In my experience as a Drug Driving Solicitor I am not confident that the police or indeed the prosecution will simply accept this and discontinue any action against the driver without it having to go to court. A common response is “we’ll leave it up to the court to decide”

If this is an issue that affects you call us on 01623 600645 for free and honest advice.

Drug Driving, why is Amphetamine not included?

Amongst the drugs that the new Drug Driving laws has set limits for there is one notable absence. Amphetamine is a commonly abused drug and yet does not feature on the list. This is curious because a number of other prescription drugs are on the list so it seems strange that this is missed off.

There was a specific issue with amphetamine.

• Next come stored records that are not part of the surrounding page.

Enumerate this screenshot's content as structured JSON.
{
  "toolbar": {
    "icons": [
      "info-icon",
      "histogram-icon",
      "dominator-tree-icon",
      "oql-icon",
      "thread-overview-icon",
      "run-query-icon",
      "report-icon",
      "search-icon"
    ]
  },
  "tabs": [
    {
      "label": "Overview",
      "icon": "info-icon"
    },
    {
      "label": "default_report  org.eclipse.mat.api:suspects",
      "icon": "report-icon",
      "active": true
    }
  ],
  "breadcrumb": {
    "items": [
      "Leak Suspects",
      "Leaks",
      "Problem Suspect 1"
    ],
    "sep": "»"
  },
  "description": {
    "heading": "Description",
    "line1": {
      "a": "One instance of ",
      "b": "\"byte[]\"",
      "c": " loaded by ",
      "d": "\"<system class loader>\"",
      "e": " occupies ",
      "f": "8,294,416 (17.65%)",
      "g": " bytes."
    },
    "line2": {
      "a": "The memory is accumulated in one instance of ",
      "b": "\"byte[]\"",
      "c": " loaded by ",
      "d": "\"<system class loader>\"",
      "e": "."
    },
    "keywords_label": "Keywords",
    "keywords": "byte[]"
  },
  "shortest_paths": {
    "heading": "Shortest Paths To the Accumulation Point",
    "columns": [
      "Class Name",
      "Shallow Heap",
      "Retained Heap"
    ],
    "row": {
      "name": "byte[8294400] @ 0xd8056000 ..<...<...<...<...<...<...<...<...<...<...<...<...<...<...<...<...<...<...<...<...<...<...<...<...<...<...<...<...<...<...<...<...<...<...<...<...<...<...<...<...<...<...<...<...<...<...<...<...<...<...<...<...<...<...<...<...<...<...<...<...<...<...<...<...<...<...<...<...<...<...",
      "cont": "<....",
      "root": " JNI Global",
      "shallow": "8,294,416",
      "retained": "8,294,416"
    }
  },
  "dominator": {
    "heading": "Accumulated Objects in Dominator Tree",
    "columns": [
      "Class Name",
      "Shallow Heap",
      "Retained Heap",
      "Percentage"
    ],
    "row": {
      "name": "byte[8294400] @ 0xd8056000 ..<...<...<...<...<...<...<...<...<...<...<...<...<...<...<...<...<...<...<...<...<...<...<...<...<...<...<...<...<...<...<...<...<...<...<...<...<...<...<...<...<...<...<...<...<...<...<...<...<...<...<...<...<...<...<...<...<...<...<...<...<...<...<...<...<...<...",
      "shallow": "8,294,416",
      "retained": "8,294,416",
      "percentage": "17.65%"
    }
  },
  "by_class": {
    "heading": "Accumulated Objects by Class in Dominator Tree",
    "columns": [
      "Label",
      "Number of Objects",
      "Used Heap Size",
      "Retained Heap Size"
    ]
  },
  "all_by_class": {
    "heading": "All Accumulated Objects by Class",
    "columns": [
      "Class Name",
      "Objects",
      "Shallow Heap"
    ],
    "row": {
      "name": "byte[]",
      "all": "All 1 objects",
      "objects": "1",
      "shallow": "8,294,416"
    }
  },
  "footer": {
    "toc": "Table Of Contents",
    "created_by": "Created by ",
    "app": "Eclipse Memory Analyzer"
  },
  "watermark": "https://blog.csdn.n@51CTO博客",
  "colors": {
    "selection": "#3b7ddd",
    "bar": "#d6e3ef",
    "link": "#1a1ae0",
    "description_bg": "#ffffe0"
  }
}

It was accepted by the government that this drug was used as a treatment for ADHD. The expert evidence was that drivers who suffer from ADHD drive better whilst under the influence of prescribed amphetamine. For this reason the government postponed placing amphetamine on the list whilst they carried out further studies. This is likely to affect very few prescription users of amphetamine. The majority of ADHD sufferers are under 17 although there are also adults who suffer from this it. The inclusion of a limit would have affected very few drivers. 

Amphetamine is not the most common treatment for ADHD in the UK. The most common is methylphenidate (such as Ritalin), a substance chemically similar to amphetamine, but is less liable to misuse.

The Crime survey for England and Wales reported that those that reported driving under the influence of illegal drugs at least once or twice in the last 12 months 30% reported using amphetamine in the same time period. In killed drivers amphetamine was the third most prevalent detected drug in European drug use surveys.

Four European countries have a limit for amphetamine; Netherlands, France, Sweden and Norway. The recommendations from the government’s drug driving expert panel was that a threshold in whole blood for amphetamine be set at 600 µg/L

The government took the view that it was better to get the ball rolling with the less problematic drugs and add others later on. Whether this is the correct approach remains to be seen.

If you have been charged or investigated for drug driving issues call us on 01623 600645 for a free initial advice.